Malawi Paralympics Committee (MPC) has launched ‘sport for people with disability week’ which will run from this Saturday to October 1.
Briefing journalists at Malawi National Council of Sports (MNCS) premises in Blantyre yesterday, MPC president James Chiutsi said the week aims at creating awareness about the importance of engaging people with disabilities in sporting activities.
The week is also expected to be commemorated in nine other countries affiliated to African Union Region Five Sports Council, namely Zambia, Zimbabwe, Mozambique, South Africa, Mozambique, Lesotho, Swaziland, Botswana, Angola and Namibia.
“Sport is important to human beings, but it is particularly more significant to disabled persons as success gives them self-confidence and social awareness to stand at par with able-bodied colleagues,” he said.
“It also has a rehabilitative influence, not only on the physical body, but the mind as well. Moreover, sport teaches independence while encouraging team work. Therefore, we would like to encourage guardians to engage disabled individuals in sports.”
According to MPC vice-treasurer Joseph Galanje, who is also chairperson for MPC affiliate Para Athletics Committee, government has pumped in K2.1 million and MPC is pleading with the corporate world to support them in cash or kind.
One of the athletes with disability, 18-year-old Gladys Chiwinja, who finished fourth in 100 metres at the Region V1 Games in Zimbabwe in 2014, said parents should allow their disabled children in sports and pleaded with the public not to discourage or frustrate them.

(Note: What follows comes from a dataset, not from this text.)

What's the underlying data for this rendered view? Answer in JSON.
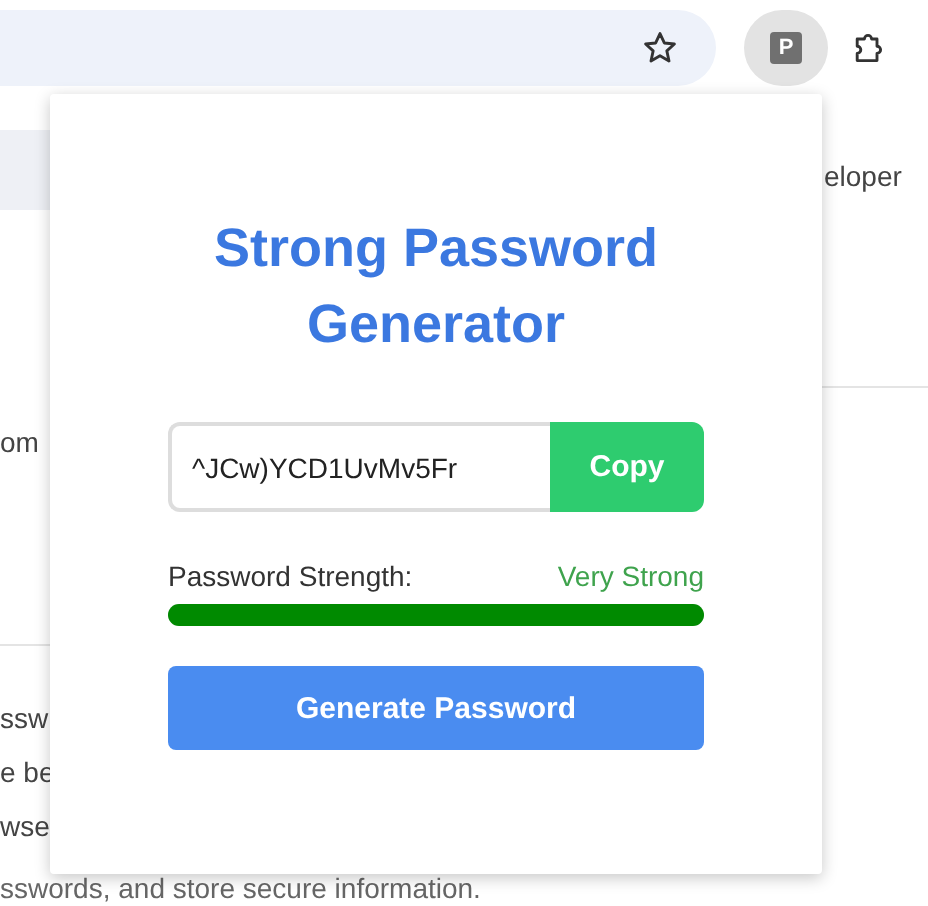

The opening ceremony of the event will have a wheelchair basketball game at the Polytechnic basketball court in Blantyre on Saturday morning before holding athletics competition at Kamuzu Institute for Sports (KIS) in Lilongwe the next day and Mzuzu Stadium on September 30. The closing function will be conducted at Kamuzu Stadium in Blantyre on October 1.

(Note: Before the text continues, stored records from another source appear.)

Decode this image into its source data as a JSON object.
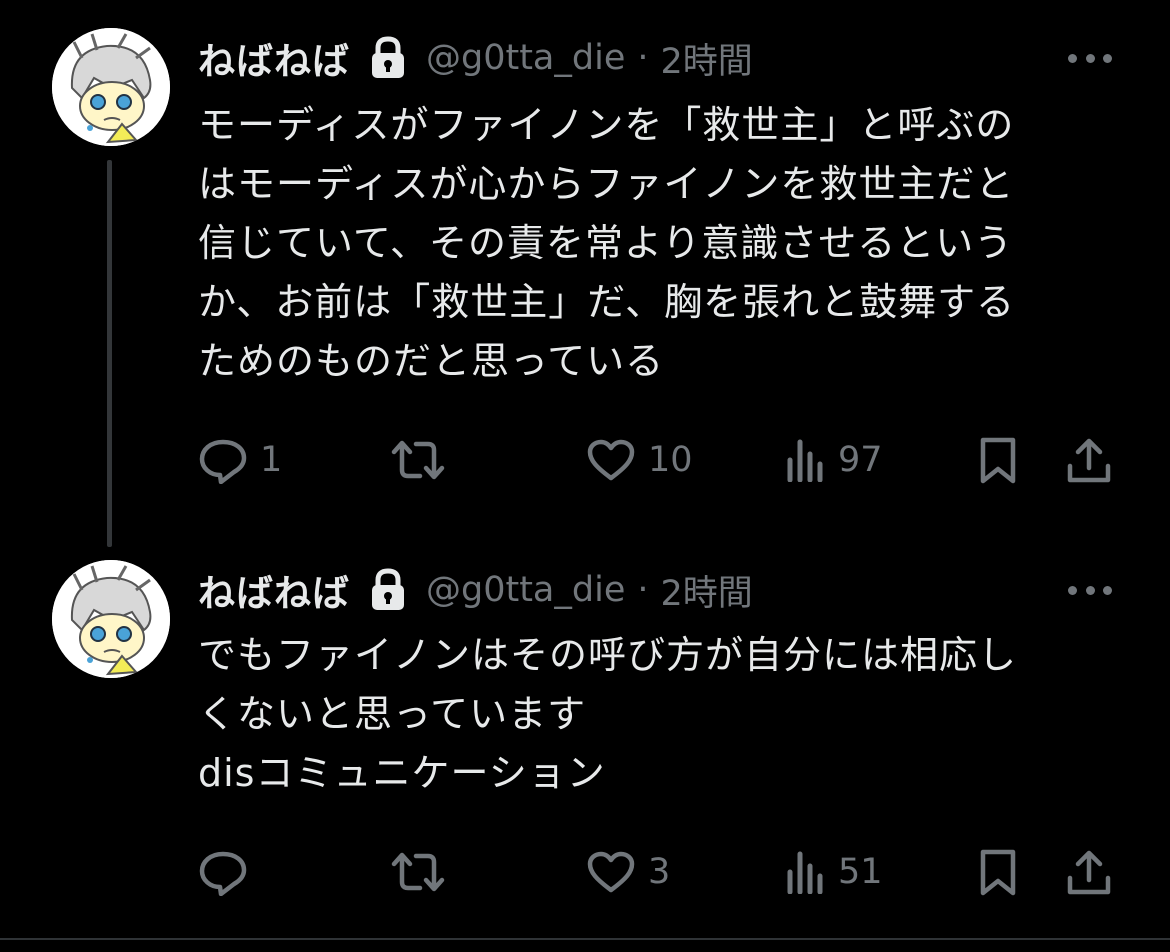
{
  "tweets": [
    {
      "name": "ねばねば",
      "handle": "@g0tta_die",
      "sep": "·",
      "time": "2時間",
      "lines": [
        "モーディスがファイノンを「救世主」と呼ぶの",
        "はモーディスが心からファイノンを救世主だと",
        "信じていて、その責を常より意識させるという",
        "か、お前は「救世主」だ、胸を張れと鼓舞する",
        "ためのものだと思っている"
      ],
      "replies": "1",
      "retweets": "",
      "likes": "10",
      "views": "97"
    },
    {
      "name": "ねばねば",
      "handle": "@g0tta_die",
      "sep": "·",
      "time": "2時間",
      "lines": [
        "でもファイノンはその呼び方が自分には相応し",
        "くないと思っています",
        "disコミュニケーション"
      ],
      "replies": "",
      "retweets": "",
      "likes": "3",
      "views": "51"
    }
  ],
  "colors": {
    "background": "#000000",
    "text": "#e7e9ea",
    "secondary": "#71767b",
    "thread_line": "#333639"
  },
  "icons": [
    "lock-icon",
    "more-icon",
    "reply-icon",
    "retweet-icon",
    "like-icon",
    "views-icon",
    "bookmark-icon",
    "share-icon"
  ]
}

There will also be some auxiliary events that will include bawo, bottle-race, sack-race and tug-of-war games at Magomero in Chiradzulu on September 26, Lilongwe on September 27 and St John of God in Mzuzu on September 28.
Globally, there are over one billion people living with disabilities and 80 percent of them people live in developing countries. African Disability Right Year Book of 2008 registered that Malawi had 498 122 people with disabilities, representing five percent of country’s population at the time. n